I think that's very interesting, there's money in Feng Shui, retailing is not dead. But more precisely specialist retail is not dead because it marries well with a web-shop. People love specialists, and an enthusiastic is naturally endearing. In the future I see retailers specialising more and more.
Feng Shui Shop - Retro Jewellery Shop - Ethnic Soft Furnishing Shop - Everything Lavender Shop - Funky Collectables Shop -
Like the Chinese we need to reinvent ourselves quickly..
More thoughts and news next week.. from China.
Regards
David

Wednesday, June 6, 2012

Children Day
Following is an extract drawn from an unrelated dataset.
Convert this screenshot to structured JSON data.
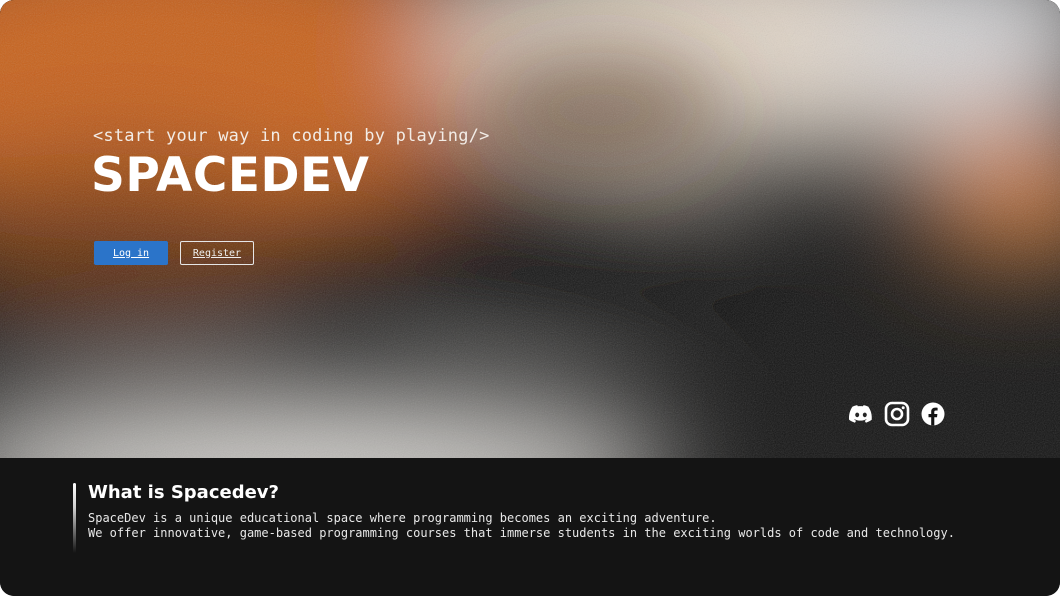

Last week I was telling you about house hunting in Malaga...
Greeting to all.. here from China where almost no-one has heard about the Queens Jubilee, actually today is Children's Day and a day off from school, and a day that many parents are given as a day off.
They call it "Értóng jié" - it means, games, candy, holidays.
In the UK we are one of the only countries worldwide that doesn't have a children's day. Why? well you can blame that old skinflint: Gordon Brown who said "There is no positive need to the day, other than to add an unnecessary day off school or work. We have bigger things to think about". Whoops, bet that lost him a few votes. Here in China where they don't have votes they do have children's day. Go figure.
Interestingly in Spain they don't miss the chance for another fiesta, this date is celebrated on the 2nd Sunday of May, and it's called "Día del niño".
Anyway I don't want to spoil the fun and garden parties.. happy Jubilee weekend to all the UK and throughout the British Empire. I'm a bit jealous since I'm missing all that bunting and buttered scones. :( I'm sure it will be the most glorious full on fest of Britishness.
One things for sure, even though kids day has officially been ditched.. this year at least they will be having as much fun as anyone.
Hoping you have a great long weekend. If you are trading, don't work too hard and I hope you have time to join in the fun.
More news next week.. from somewhere else.
Regards